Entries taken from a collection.
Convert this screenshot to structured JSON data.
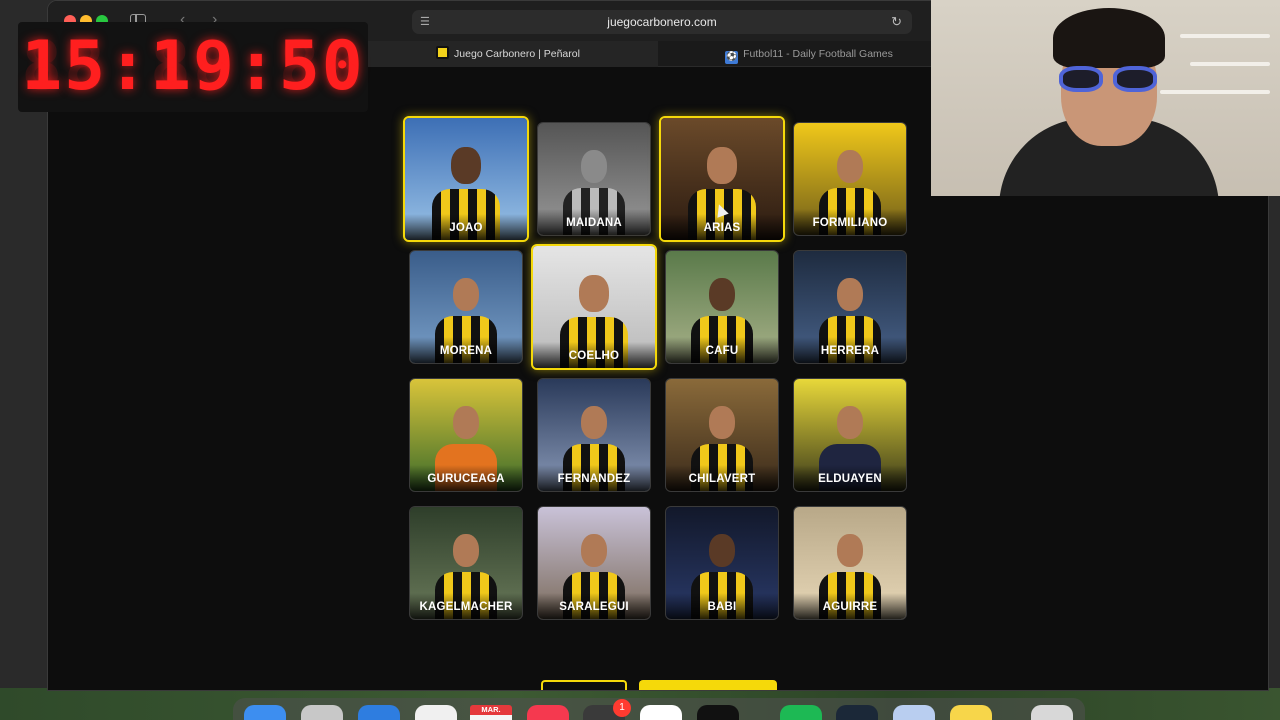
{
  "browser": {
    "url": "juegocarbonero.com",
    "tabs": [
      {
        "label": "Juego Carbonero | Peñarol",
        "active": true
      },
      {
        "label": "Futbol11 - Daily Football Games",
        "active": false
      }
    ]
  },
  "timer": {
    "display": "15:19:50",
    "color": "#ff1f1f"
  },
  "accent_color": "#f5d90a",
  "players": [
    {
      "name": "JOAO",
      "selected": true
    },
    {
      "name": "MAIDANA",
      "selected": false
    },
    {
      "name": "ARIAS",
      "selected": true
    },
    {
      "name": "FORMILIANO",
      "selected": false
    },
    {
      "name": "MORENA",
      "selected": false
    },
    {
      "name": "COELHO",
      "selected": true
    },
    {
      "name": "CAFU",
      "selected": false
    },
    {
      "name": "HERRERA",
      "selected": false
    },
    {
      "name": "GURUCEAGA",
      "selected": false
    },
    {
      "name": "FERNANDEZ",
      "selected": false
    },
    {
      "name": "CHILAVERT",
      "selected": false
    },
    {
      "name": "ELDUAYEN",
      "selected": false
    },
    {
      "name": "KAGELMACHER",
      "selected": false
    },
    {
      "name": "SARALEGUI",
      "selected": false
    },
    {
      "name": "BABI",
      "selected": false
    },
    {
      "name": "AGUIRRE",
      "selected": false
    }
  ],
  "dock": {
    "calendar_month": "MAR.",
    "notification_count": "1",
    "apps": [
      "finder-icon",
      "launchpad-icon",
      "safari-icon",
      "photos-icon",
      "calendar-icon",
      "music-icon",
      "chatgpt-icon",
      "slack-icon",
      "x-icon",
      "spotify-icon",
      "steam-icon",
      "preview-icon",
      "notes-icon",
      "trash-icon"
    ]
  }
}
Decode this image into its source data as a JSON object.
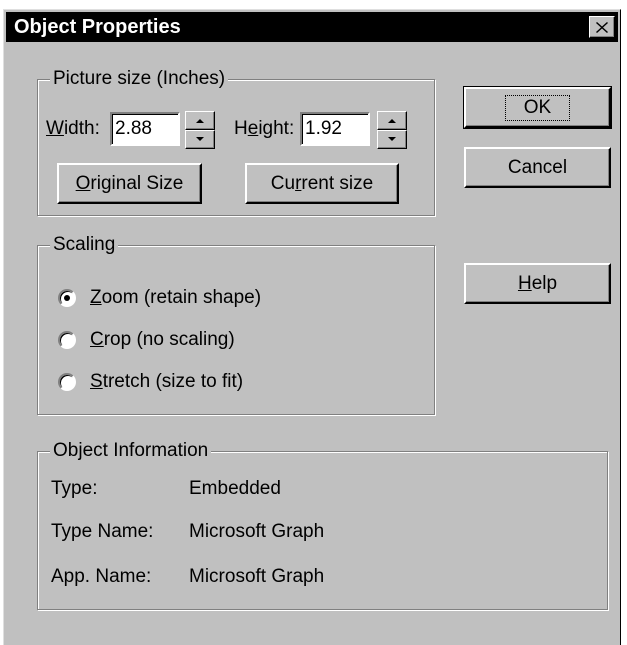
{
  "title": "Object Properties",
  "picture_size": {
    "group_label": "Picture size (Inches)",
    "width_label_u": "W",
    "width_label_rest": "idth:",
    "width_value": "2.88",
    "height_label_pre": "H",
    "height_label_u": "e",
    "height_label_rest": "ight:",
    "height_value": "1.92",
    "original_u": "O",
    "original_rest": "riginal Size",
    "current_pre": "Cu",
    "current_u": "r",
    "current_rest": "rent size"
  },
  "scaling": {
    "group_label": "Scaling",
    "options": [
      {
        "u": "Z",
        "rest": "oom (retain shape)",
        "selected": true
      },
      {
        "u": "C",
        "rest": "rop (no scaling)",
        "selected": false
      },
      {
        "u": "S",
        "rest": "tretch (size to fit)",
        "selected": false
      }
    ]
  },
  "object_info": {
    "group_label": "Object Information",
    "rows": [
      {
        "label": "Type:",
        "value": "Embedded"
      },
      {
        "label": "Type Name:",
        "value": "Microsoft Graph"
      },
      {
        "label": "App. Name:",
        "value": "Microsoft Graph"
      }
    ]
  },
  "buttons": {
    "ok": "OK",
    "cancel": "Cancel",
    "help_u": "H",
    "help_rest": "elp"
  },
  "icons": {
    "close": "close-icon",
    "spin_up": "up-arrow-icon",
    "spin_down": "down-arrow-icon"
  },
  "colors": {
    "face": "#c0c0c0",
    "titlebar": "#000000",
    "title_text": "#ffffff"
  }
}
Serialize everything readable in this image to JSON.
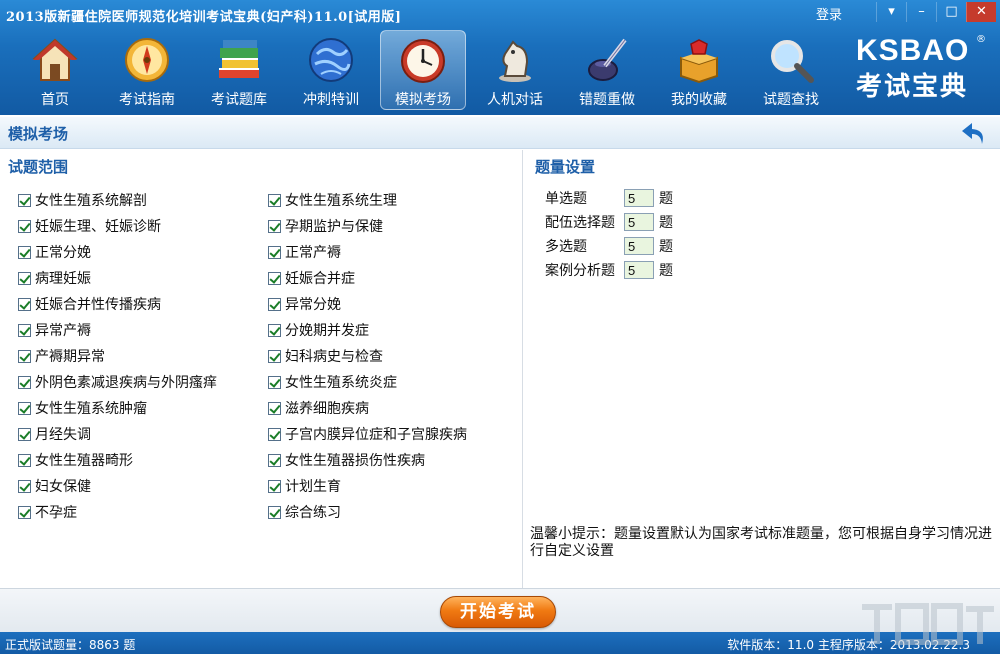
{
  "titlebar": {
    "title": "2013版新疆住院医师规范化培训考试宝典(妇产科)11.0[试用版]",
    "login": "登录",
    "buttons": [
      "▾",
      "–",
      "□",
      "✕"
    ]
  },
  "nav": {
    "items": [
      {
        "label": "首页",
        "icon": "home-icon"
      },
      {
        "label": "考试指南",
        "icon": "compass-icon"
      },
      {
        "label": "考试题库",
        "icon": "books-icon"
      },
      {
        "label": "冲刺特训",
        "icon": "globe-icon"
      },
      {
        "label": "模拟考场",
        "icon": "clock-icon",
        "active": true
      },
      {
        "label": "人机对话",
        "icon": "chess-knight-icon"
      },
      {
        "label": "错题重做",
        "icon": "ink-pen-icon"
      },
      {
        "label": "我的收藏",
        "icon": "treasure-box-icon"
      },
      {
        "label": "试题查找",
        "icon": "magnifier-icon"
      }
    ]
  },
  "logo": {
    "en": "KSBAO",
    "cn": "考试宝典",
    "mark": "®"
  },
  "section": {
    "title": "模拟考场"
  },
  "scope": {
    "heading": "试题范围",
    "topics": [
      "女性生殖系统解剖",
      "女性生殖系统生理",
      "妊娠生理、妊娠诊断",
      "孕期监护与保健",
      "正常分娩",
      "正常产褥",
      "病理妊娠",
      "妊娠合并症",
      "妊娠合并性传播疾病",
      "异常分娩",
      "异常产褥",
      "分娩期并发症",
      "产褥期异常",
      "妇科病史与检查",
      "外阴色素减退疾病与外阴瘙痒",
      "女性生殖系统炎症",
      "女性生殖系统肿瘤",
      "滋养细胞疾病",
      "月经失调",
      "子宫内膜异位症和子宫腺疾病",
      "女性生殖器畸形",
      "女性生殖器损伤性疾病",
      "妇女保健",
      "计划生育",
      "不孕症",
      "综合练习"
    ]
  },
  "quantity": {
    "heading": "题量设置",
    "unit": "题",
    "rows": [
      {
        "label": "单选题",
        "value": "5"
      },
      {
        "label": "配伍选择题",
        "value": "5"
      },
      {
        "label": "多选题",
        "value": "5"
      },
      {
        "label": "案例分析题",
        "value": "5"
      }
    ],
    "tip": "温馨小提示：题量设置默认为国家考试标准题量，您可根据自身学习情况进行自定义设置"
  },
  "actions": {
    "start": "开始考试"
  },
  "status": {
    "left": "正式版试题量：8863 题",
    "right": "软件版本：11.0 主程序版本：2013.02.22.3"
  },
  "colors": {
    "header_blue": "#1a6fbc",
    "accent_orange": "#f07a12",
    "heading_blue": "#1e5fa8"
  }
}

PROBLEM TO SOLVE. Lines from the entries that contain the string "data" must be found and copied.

WRITTEN RESPONSE.
Convert this screenshot to structured JSON data.
Decode this image into its source data as a JSON object.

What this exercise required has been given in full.